Group therapy comes after naptime. It takes the first half hour of the two hour slot for everyone to be awake enough to actually talk coherently. Well, there are a few people who never get coherent. She always does the bare minimum required in group, hating to bare her secrets, her issues, with these strangers.

Afternoon meds at three-thirty, followed by the only free time she has all day from three-forty-five until five-thirty. She tends to stay in her room then, working on sketches of her dreams or just working out. It all depends on how her dreams and group go.

Dinner tends to taste like better than average TV dinners, but it’s palatable enough to fill her belly. That’s all she can ask. After dinner is free time for two hours, usually spent zoning in front of the TV, then forty-five minutes of journaling about her day as part of her therapy process.

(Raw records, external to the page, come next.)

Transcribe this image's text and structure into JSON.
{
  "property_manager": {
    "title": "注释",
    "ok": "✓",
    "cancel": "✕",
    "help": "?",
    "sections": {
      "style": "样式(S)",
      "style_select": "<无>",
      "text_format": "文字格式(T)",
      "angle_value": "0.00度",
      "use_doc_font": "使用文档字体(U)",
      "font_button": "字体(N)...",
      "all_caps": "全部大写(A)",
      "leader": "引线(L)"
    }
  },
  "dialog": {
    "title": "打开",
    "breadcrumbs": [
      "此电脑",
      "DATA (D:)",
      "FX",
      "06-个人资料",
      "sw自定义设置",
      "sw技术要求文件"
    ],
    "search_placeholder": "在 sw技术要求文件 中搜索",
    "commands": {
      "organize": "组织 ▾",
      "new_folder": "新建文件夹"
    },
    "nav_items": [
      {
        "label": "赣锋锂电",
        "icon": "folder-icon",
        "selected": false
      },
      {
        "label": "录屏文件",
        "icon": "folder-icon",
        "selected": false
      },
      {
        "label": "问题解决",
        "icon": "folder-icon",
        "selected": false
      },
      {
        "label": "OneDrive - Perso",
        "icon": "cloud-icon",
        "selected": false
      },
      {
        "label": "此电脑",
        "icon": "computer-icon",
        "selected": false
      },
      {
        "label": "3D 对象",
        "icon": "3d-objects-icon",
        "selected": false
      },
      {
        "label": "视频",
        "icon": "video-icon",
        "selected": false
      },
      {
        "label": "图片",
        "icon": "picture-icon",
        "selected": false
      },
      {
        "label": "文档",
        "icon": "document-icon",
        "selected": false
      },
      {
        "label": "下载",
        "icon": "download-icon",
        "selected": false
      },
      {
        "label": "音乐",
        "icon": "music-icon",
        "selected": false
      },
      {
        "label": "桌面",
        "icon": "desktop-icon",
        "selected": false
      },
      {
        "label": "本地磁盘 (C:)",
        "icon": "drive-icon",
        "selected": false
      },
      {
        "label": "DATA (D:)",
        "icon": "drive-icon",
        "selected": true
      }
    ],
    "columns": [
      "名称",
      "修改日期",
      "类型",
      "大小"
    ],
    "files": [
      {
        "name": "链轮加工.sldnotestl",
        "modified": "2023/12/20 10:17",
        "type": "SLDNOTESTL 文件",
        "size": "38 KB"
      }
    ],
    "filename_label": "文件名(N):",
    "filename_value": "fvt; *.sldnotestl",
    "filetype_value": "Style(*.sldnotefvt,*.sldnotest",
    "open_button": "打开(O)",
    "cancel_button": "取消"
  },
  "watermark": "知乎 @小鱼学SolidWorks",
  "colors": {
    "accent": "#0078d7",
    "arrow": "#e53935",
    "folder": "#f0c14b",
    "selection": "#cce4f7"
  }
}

Last meds are at eight-forty-five and lights out is at nine. She hates lights out because they lock the doors. It makes her feel like she’s back in prison, which she is in a way, and the anxiety kicks in hard enough each night that Dr. Hopper prescribed meds to help her sleep. They cause total blackout sleep, no dreams to help her through the long hours, and she wakes up groggily at six a.m. with the slamming of her door to start the process all over again.